Sponsored by STFC Central Laser Facility.

The IOP Plasma Physics Group is proud to host the annual Rutherford Plasma Physics Communication Prize 2017. The award recognises those who exemplify excellence in outreach to the general public through the communication of plasma physics to those that are non-experts.

The prize is open to ALL members of the plasma physics community, whose application will be judged by a distinguished panel of scientists and communicators (to include one plasma physicist, one non-plasma physicist and one non-physicist). The winner will be announced during the 2017 IOP Plasma Physics Conference and will receive £500.

The application procedure requires evidence of excellent communication skills and discussion of the impact of the activity. Past applications have seen examples such as creating a website, giving a talk or lecture, writing an essay or an article in magazine, blogging or producing a podcast or video. Anything that communicates our plasma science will be considered - the more creative the better!

Nominations and self-nominations are welcome.

For more information and an application form, please email

Deadline for submissions: 12:00, 10 February 2017.

Previous recipients

Dr Melanie Windridge, Business Development Manager for Tokamak Energy
For her popular science book, Aurora: in search of the northern lights, published by William Collins in 2016. The book contains a detailed introduction for the layperson to plasmas and specifically to aurora plasma formation, fusion and the physics of solar wind. The impact of the book has been boosted by articles featured in Wired magazine, VICE Motherboard, Sidetracked magazine, Sky at Night and Astronomy Now as well as over 30 public talks across the world.

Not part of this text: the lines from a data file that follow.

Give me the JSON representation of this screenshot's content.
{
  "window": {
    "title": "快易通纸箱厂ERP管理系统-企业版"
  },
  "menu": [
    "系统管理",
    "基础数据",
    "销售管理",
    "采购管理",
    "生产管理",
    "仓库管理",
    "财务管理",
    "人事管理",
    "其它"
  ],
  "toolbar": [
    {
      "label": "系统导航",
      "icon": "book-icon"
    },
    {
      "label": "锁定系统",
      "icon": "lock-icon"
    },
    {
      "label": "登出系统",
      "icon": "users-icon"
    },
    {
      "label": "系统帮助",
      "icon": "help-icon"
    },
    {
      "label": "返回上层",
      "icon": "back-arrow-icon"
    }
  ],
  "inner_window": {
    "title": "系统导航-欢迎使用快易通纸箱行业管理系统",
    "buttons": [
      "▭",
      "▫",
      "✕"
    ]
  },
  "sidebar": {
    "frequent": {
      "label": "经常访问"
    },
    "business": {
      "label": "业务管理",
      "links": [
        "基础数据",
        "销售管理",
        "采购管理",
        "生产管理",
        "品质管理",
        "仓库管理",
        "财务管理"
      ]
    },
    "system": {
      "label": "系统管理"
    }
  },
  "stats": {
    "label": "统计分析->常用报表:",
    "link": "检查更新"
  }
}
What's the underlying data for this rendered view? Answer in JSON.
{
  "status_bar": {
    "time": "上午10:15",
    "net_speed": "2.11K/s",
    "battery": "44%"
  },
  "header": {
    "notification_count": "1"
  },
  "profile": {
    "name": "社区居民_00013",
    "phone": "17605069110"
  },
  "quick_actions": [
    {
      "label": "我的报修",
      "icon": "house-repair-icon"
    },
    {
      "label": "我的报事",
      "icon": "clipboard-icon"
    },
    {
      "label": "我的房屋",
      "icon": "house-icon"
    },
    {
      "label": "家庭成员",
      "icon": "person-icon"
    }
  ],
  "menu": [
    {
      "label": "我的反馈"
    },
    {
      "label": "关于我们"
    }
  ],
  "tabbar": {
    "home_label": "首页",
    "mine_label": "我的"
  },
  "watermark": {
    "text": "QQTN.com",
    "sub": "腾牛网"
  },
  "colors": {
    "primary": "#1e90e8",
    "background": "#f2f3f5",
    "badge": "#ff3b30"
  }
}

Kate Lancaster, University of York
For her Friday evening Discourse lecture at the Royal Institution.

Rachel McAdams, Ben Moody, Lee Morgan, Mohammed Shahzad and Tom Williams, University of York.
For their short film aimed at children aged 9-11, which explains why scientists are trying to build a 'mini-sun' on earth. The film previously won the first prize at Durham Energy Futures Film.